BANGOR, Maine — Unsettled weather Saturday morning failed to dampen spirits at the graduation exercises of Husson University.
About 360 students from 180 Maine communities, 17 states and at least 10 foreign countries were awarded degrees.
Drizzle gave way to a few minutes of serious rain at 10 a.m., just as the long procession of gowned students and faculty left the campus center to walk to the sports stadium, led by seven pipers piping and two drummers drumming from the Anah Highlanders bagpipe band.
One of the students was Mayya Vysokikh of Novosibirsk, Russia, who earned both a Bachelor of Science in business administration and a Master of Science in business. On hand to honor her accomplishments were about 20 members of her “American family,” including Tracy Sanborn of Machias, who hosted Vysokikh when she was a student at Washington Academy.

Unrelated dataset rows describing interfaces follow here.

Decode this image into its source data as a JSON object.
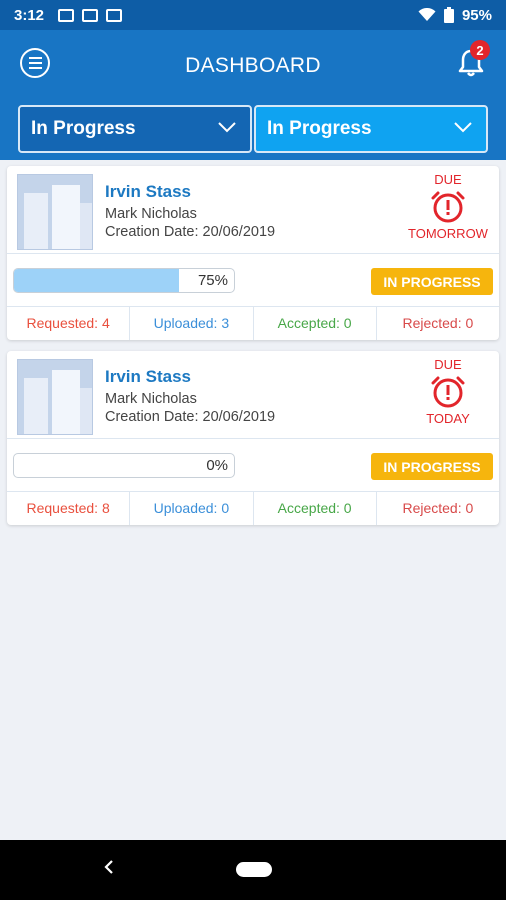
{
  "status_bar": {
    "time": "3:12",
    "battery": "95%"
  },
  "header": {
    "title": "DASHBOARD",
    "notification_count": "2"
  },
  "filters": {
    "left_value": "In Progress",
    "right_value": "In Progress"
  },
  "cards": [
    {
      "name": "Irvin Stass",
      "person": "Mark Nicholas",
      "creation_date": "Creation Date: 20/06/2019",
      "due_label": "DUE",
      "due_when": "TOMORROW",
      "progress_pct": 75,
      "progress_text": "75%",
      "status": "IN PROGRESS",
      "requested": "Requested: 4",
      "uploaded": "Uploaded: 3",
      "accepted": "Accepted: 0",
      "rejected": "Rejected: 0"
    },
    {
      "name": "Irvin Stass",
      "person": "Mark Nicholas",
      "creation_date": "Creation Date: 20/06/2019",
      "due_label": "DUE",
      "due_when": "TODAY",
      "progress_pct": 0,
      "progress_text": "0%",
      "status": "IN PROGRESS",
      "requested": "Requested: 8",
      "uploaded": "Uploaded: 0",
      "accepted": "Accepted: 0",
      "rejected": "Rejected: 0"
    }
  ],
  "icons": {
    "menu": "menu-icon",
    "bell": "bell-icon",
    "chevron": "chevron-down-icon",
    "alarm": "alarm-clock-icon",
    "back": "back-icon",
    "home": "home-pill-icon"
  },
  "colors": {
    "header_blue": "#1875c4",
    "accent_blue": "#0fa3f1",
    "status_orange": "#f6b50d",
    "due_red": "#e2252b"
  }
}
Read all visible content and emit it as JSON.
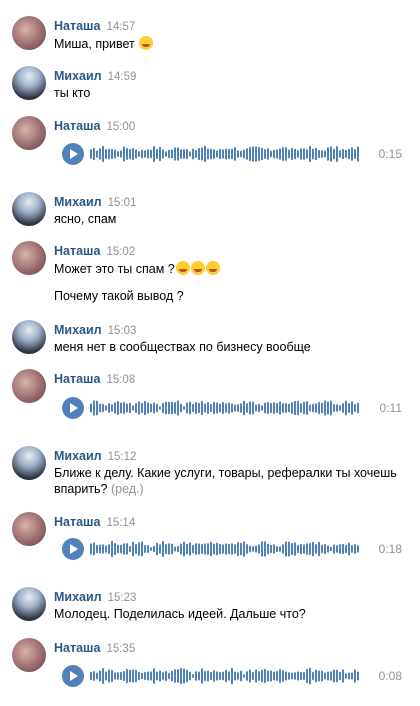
{
  "messages": [
    {
      "author": "Наташа",
      "time": "14:57",
      "lines": [
        "Миша, привет"
      ],
      "emoji": 1
    },
    {
      "author": "Михаил",
      "time": "14:59",
      "lines": [
        "ты кто"
      ]
    },
    {
      "author": "Наташа",
      "time": "15:00",
      "audio": {
        "duration": "0:15"
      }
    },
    {
      "author": "Михаил",
      "time": "15:01",
      "lines": [
        "ясно, спам"
      ]
    },
    {
      "author": "Наташа",
      "time": "15:02",
      "lines": [
        "Может это ты спам ?",
        "Почему такой вывод ?"
      ],
      "emoji_line0": 3
    },
    {
      "author": "Михаил",
      "time": "15:03",
      "lines": [
        "меня нет в сообществах по бизнесу вообще"
      ]
    },
    {
      "author": "Наташа",
      "time": "15:08",
      "audio": {
        "duration": "0:11"
      }
    },
    {
      "author": "Михаил",
      "time": "15:12",
      "lines": [
        "Ближе к делу. Какие услуги, товары, рефералки ты хочешь",
        "впарить?"
      ],
      "edited_label": "(ред.)"
    },
    {
      "author": "Наташа",
      "time": "15:14",
      "audio": {
        "duration": "0:18"
      }
    },
    {
      "author": "Михаил",
      "time": "15:23",
      "lines": [
        "Молодец. Поделилась идеей. Дальше что?"
      ]
    },
    {
      "author": "Наташа",
      "time": "15:35",
      "audio": {
        "duration": "0:08"
      }
    }
  ],
  "colors": {
    "author": "#2a5885",
    "time": "#939393",
    "play": "#5181b8",
    "wave": "#5181b8"
  }
}
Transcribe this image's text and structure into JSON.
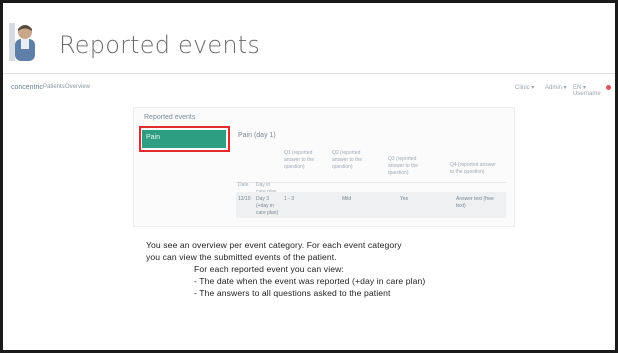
{
  "page": {
    "title": "Reported events"
  },
  "appbar": {
    "logo": "concentric",
    "nav": [
      "Patients",
      "Overview"
    ],
    "right": [
      "Clinic ▾",
      "Admin ▾",
      "EN ▾ Username"
    ]
  },
  "panel": {
    "heading": "Reported events",
    "category_label": "Pain",
    "category_detail": "Pain (day 1)",
    "columns": [
      "Date",
      "Day in care plan",
      "Q1 (reported answer to the question)",
      "Q2 (reported answer to the question)",
      "Q3 (reported answer to the question)",
      "Q4 (reported answer to the question)"
    ],
    "row": [
      "12/10",
      "Day 3 (+day in care plan)",
      "1 - 3",
      "Mild",
      "Yes",
      "Answer text (free text)"
    ]
  },
  "overlay": {
    "line1": "You see an overview per event category. For each event category",
    "line2": "you can view the submitted events of the patient.",
    "line3": "For each reported event you can view:",
    "line4": "- The date when the event was reported (+day in care plan)",
    "line5": "- The answers to all questions asked to the patient"
  },
  "colors": {
    "accent": "#2e9e83",
    "highlight": "#e22b2b",
    "title": "#6b6b6b"
  }
}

“She never left me,” Sanborn said, wiping damp stadium seats dry for other family members to sit in. “She graduated from Washington Academy and said she wanted to go to Husson, and I told her I’d help.”
Sanborn said Vysokikh fit right into the large Down East family.
“She’s just one of us now,” she said. “We’re all hoping she’s going to stay here and enjoy life.”
Vysokikh has a job lined up with the Varney Insurance Co. in Bangor. Her boyfriend was at the graduation with a massive bouquet of flowers.
Also in the bleachers were brothers John Abore, David Alana and Charles Okonga, originally of Sudan and now living in Portland. They brought their 60-year-old grandmother, Regina Joseph, with them to watch another brother, Ben Charles, graduate with a master’s degree in criminal justice. Ben is the first member of the family to go to college in the U.S., they said.
As the sky cleared and the wind died down, a lineup of speakers addressed the students and their families, including Husson board chair Arthur Fuller, class president Maurice Thayer and commencement speaker Deborah Carey Johnson. Johnson, a 1987 Husson graduate who grew up in Milo, serves as the president and CEO of Eastern Maine Medical Center in Bangor. She told the students that their Husson education will equip them to compete effectively in a tight job market, but that they must remain flexible and open to new opportunities that arise.
“Continue to embrace curiosity, learn from your mistakes, be self-reflective, and if you don’t know something, ask,” Johnson advised in her address.
Johnson and longtime Husson professor Phillip Grant were awarded honorary doctoral degrees.
Husson University will hold a second graduation service for another 72 students on Saturday, May 22, at Woodfords Congregational Church in Portland.